Instructor note: pre-select a couple of examples. In the sample data set, for example, the extracted place name “West Coast” is a point somewhere on the coast of Alaska. Is this accurate or misleading?
Secondly, what didn’t work? Click on the error report. What types of terms are causing errors?
Loop back to showing the literary map you began the class with. Ask: in terms of authority and reliability, how do you think the map we created with NER and Google MyMaps compares to this map? How could you find out?
Group brainstorm answers to two questions:
Now that you have done this exercise, what do you see as the values and limits of the Named Entity Recognition tool?
Can you think of a research project where this tool could be helpful or one where it could be misleading?

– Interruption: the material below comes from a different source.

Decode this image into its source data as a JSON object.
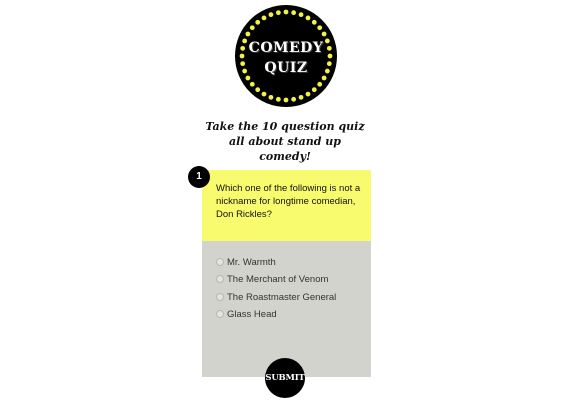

This lesson is customizable at the level of content and scalable to different sorts of digital literacy goals, depending on the tool you use. On perhaps the most technical side of the spectrum, you could have students set up a full Python environment and us the Natural Language Toolkit. On the least technical side, you could supply pre-created files for every step of the process.
There are a range of tools available to implement Named Entity Recognition on plain text data. Many of them are relatively approachable given enough time and computers you can download software onto. Each of them has its wrinkles for use in a one-shot setting. I selected HathiTrust Analytics for this lesson because it does not require any software download and produces data that is readily downloadable. It is also an invaluable resource for accessing the full text of public domain books and doing basic textual analysis of large corpora without extensive programming.
My preferred method of teaching this lesson would be to have students use the Stanford NER GUI, which is freely available. However, it can be hard to get it up and running, and unless you have a very long class session and very patient students, doing the download and set up during class is likely going to be frustrating. If you have access to a computer lab and labor to get the software set up ahead of time, it’s well-documented and doesn’t require a large amount of technical skill. The basic steps of this lesson could easily be adapted to that option, and Rachel Sagner Buurma’s NER lesson (cited below) is another fabulous resource.
If you want to use different content, some parts of this lesson will change. You will need to find or create a workset with that content within HathiTrust Analytics and direct students to that workset.
Buurma, R.S. People, places, time money: Listing Robinson Crusoe [lesson plan]. Retrieved from https://github.com/rbuurma/rise-2015/blob/master/Assignments/Rise_assignment_1.md
Luchetta S. Exploring the literary map: An analytical review of online literary mapping projects, Geography Compass. 2017;e12303. https://doi.org/ 10.1111/gec3.12303.
Stanford Natural Language Processing Group. Stanford named entity recognizer. https://nlp.stanford.edu/software/CRF-NER.shtml